### Work instruction
Search the entries below for "this" and copy each matching line.

### Entries shown

- - -

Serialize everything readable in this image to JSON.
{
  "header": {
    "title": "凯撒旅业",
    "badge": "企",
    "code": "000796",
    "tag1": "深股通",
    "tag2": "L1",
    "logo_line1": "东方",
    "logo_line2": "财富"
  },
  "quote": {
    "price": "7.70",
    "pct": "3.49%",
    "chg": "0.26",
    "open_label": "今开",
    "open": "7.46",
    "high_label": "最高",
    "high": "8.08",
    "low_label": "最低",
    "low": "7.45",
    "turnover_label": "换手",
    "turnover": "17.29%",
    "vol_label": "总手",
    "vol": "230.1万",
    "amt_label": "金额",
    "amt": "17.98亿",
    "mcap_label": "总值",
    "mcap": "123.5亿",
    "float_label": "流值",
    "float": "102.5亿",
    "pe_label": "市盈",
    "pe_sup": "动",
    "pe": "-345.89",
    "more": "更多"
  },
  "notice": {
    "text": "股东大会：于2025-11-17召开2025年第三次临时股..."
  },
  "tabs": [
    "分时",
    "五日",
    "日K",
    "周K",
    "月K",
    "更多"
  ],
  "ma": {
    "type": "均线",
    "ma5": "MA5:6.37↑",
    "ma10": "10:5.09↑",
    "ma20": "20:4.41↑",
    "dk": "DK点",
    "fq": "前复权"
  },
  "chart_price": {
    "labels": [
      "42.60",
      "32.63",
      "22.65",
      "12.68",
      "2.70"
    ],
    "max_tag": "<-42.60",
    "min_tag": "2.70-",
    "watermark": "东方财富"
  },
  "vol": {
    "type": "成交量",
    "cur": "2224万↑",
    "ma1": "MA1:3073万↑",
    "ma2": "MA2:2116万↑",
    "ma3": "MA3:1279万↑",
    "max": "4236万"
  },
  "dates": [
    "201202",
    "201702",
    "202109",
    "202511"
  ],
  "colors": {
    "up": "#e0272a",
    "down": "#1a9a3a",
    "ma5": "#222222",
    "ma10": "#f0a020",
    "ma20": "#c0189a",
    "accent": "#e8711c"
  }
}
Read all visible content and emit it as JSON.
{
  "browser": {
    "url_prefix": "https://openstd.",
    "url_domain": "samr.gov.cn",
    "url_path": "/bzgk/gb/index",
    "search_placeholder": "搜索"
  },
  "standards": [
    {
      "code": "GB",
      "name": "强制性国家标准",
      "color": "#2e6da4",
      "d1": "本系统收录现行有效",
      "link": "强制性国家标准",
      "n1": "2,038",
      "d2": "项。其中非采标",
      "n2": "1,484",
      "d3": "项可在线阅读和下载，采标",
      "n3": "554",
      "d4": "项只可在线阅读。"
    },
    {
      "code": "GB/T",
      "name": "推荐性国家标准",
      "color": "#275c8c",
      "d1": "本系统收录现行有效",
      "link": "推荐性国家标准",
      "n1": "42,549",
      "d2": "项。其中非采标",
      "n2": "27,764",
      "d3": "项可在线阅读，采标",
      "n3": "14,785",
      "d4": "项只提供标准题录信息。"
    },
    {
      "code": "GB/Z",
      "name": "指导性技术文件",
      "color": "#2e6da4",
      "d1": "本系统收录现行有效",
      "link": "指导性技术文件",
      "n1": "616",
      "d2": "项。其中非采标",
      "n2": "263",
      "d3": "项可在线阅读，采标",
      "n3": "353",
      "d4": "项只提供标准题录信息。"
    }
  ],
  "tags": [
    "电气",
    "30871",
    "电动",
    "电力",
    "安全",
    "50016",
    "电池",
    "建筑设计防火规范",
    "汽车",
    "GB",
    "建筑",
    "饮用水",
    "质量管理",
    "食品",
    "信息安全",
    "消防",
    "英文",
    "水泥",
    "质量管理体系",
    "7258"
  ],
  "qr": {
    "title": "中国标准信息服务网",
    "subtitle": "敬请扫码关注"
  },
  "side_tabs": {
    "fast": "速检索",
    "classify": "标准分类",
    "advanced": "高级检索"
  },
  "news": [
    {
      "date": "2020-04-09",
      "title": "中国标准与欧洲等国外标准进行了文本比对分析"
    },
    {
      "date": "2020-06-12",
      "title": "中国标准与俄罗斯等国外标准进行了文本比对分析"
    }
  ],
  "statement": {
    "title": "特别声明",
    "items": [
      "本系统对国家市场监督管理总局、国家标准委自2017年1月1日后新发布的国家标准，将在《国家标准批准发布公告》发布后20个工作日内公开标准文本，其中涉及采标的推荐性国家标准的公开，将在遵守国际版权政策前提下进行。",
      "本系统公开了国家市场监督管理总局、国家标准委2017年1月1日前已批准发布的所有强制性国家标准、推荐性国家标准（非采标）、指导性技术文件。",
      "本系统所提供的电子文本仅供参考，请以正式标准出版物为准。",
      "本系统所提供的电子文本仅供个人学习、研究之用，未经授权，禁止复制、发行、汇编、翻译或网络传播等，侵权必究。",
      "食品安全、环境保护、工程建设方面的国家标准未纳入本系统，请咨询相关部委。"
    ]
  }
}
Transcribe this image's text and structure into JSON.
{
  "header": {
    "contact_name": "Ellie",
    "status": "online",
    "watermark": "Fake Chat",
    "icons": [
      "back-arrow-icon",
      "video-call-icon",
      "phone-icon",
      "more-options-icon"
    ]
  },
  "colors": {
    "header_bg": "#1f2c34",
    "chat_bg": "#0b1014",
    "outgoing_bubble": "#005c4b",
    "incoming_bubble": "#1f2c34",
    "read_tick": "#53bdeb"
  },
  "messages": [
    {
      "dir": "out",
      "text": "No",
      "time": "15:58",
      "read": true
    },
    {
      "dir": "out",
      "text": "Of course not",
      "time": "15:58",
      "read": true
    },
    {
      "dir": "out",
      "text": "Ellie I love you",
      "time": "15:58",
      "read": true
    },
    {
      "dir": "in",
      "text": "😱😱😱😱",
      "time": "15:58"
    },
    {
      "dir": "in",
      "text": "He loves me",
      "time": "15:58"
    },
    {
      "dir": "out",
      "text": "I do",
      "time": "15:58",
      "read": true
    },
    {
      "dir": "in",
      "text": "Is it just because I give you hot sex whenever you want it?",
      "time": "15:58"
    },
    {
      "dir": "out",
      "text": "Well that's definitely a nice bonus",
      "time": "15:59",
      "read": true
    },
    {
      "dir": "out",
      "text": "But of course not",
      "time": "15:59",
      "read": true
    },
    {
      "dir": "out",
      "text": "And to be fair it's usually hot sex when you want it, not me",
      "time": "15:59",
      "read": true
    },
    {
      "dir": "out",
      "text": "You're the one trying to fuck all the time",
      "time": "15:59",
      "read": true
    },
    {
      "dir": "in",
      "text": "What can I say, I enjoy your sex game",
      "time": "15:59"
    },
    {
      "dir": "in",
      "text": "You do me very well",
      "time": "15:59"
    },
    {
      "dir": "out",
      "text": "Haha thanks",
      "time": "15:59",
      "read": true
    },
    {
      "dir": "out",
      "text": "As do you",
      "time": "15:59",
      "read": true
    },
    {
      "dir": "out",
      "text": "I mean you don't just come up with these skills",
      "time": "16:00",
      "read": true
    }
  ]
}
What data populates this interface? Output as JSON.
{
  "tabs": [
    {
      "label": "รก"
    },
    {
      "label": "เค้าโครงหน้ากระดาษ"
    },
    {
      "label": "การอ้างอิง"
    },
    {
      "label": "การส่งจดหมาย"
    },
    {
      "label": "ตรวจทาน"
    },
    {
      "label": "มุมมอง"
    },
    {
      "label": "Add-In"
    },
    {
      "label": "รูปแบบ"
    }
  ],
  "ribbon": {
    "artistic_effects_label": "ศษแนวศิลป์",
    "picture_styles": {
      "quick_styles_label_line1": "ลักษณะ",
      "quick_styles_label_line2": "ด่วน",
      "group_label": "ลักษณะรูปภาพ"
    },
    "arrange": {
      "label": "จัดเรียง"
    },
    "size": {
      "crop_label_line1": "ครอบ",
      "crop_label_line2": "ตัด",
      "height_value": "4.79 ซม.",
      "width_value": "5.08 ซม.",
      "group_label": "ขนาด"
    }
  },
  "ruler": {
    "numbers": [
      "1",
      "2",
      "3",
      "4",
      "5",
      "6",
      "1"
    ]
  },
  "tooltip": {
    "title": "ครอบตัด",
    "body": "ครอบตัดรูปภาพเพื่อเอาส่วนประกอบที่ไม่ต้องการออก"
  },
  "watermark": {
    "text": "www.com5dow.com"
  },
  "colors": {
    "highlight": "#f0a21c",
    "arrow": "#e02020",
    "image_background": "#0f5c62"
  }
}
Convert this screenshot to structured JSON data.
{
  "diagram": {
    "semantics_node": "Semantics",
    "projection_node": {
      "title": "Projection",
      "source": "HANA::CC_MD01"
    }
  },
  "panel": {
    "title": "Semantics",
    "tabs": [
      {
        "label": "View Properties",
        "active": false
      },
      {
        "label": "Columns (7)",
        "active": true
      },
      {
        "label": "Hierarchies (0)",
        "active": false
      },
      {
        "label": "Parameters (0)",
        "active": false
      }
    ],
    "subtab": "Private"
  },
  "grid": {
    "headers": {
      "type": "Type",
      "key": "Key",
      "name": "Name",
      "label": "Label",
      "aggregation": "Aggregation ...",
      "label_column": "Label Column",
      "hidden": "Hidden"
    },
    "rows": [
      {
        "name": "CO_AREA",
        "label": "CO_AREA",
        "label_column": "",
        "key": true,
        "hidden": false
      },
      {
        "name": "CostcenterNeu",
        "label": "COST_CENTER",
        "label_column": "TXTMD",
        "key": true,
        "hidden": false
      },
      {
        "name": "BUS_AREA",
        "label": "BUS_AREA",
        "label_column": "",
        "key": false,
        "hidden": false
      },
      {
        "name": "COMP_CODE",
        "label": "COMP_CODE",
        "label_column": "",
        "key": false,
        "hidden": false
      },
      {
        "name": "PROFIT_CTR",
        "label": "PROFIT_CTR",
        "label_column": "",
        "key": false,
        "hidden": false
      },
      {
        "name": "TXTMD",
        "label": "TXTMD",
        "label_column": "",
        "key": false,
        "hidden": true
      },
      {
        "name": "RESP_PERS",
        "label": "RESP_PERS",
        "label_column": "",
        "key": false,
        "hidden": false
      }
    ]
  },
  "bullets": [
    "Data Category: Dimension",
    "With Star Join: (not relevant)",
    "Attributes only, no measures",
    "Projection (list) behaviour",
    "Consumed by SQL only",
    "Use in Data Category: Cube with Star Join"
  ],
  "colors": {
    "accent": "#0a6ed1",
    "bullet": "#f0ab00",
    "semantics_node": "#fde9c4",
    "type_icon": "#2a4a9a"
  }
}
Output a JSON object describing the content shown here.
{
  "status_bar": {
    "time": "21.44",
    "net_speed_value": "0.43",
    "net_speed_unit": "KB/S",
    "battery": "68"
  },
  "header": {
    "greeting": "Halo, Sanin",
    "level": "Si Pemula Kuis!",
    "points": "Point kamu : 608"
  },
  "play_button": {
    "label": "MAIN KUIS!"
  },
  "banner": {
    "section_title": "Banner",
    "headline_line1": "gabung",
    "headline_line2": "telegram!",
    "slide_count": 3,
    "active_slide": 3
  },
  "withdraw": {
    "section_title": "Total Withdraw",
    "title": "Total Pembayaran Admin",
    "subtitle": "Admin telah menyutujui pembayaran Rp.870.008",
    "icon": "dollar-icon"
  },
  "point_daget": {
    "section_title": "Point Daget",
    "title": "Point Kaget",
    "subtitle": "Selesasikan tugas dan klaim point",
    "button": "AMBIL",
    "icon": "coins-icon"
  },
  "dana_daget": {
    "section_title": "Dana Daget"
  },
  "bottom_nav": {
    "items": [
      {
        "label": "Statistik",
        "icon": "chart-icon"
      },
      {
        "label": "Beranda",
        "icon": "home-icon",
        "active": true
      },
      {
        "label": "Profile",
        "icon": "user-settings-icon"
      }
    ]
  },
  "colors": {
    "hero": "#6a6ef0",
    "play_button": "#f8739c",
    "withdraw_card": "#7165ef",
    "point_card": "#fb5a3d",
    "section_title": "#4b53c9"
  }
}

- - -

### Expected answer
Serialize everything readable in this image to JSON.
Transcribe this image's text and structure into JSON.
What data populates this interface? Output as JSON.
Convert this screenshot to structured JSON data.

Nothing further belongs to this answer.